The Court agreed with the District Court’s conclusion that Bull had a foreseeable duty to preserve and turn over the original notes but not without stating its “reservations.” In an interesting footnote, the Court acknowledged a “growing concern” relating to electronic documents and the difficulty of defining what constitutes an ”original” document. According to the Court, this leads to difficulty in determining “where the boundary of the objectively reasonable duty to preserve such documents lies.” In the Court’s view, counsel is obligated to ensure that their communications are clear in terms of what must be searched for, maintained and produced.
Having concluded that the original notes were not intentionally withheld and that there was no bad faith on Bull’s part, the Court held that the District Court had abused its discretion in finding that sanctionable spoliation had occurred. Although the Court’s conclusion rendered a review of the sanction imposed unnecessary, the Court nevertheless reviewed the record “in an abundance of caution” to determine whether dismissal with prejudice was appropriate. The Court reviewed each of the factors enunciated in Poulis v. State Farm Fire and Cas. Co. and concluded that the District Court had abused its discretion in ordering dismissal.
Implications for Employers
The Third Circuit’s decision is a mixed bag for employers. The Court’s determination that the failure to produce originals when requested can constitute spoliation has the potential to impact parties on both sides. The decision is tempered by its requirement that the original must contain “critical information” that could not be gleaned from a copy. In this case, the Court’s decision was further watered down by the less than compelling factual record and the Court’s apparent inclination to give the plaintiff the benefit of every doubt.
What lessons can be learned from this case? Employers involved in litigation should make an early request for the preservation and production of original documents and if originals are not made available, should pursue their production through motion practice. Waiting until trial to take issue with the failure to produce originals was UPS’ downfall.

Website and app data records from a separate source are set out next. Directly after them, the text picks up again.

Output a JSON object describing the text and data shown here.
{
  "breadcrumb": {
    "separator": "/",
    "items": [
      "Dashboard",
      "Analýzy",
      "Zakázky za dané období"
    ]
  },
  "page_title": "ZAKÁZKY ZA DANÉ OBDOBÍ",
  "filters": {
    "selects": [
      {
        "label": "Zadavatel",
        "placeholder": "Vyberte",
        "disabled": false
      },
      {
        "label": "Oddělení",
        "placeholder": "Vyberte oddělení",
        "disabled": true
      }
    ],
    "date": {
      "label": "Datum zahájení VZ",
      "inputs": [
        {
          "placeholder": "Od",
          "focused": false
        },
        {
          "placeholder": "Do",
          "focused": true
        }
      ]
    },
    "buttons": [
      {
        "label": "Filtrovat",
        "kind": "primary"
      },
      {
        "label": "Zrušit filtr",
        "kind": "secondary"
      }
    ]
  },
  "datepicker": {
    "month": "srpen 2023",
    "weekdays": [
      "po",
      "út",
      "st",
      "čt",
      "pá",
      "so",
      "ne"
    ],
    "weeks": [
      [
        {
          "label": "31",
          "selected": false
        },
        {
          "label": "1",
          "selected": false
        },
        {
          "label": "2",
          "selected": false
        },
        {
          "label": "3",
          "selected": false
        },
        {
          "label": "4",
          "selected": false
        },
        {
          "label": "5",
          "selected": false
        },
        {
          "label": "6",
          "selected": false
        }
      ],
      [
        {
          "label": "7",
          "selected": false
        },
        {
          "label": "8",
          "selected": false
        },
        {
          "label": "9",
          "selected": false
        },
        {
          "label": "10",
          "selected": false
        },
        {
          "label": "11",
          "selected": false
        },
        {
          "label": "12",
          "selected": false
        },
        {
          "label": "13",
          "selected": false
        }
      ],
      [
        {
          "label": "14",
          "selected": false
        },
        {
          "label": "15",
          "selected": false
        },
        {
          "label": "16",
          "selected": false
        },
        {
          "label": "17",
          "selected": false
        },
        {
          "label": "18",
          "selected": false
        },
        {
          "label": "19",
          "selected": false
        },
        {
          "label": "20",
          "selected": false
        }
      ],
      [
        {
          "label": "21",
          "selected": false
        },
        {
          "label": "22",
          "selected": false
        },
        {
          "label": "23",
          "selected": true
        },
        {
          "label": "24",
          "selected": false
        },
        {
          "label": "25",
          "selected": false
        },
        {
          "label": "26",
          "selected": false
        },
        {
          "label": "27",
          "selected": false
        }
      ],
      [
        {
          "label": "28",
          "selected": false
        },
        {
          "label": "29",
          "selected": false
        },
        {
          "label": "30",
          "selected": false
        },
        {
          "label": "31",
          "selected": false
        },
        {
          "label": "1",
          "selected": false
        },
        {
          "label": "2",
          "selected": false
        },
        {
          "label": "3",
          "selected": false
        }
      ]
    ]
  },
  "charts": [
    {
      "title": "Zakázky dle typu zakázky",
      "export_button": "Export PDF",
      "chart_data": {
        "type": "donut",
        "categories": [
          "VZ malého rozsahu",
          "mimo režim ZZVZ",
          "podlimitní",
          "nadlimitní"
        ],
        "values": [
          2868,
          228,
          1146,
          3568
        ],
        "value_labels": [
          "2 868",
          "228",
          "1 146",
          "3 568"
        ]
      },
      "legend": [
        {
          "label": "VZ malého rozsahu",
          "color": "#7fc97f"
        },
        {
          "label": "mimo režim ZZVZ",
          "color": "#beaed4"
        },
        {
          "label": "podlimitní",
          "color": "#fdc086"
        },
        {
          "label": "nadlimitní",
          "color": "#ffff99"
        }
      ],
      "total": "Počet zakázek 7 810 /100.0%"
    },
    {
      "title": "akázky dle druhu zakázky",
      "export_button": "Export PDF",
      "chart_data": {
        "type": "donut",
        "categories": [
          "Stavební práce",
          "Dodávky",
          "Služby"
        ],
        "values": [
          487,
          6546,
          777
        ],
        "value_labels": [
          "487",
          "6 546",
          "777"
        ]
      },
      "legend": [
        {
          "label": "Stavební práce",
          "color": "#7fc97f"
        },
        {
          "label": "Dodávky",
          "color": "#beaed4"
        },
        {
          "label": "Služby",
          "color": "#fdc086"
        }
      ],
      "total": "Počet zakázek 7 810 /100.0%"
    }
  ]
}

Similarly, employers must be certain to retain original documents when litigation is threatened or commenced to avoid being on the receiving end of a spoliation allegation.
To discuss any of your company’s employment or e-discovery needs, contact any attorney in the Gibbons Employment & Labor Law Department.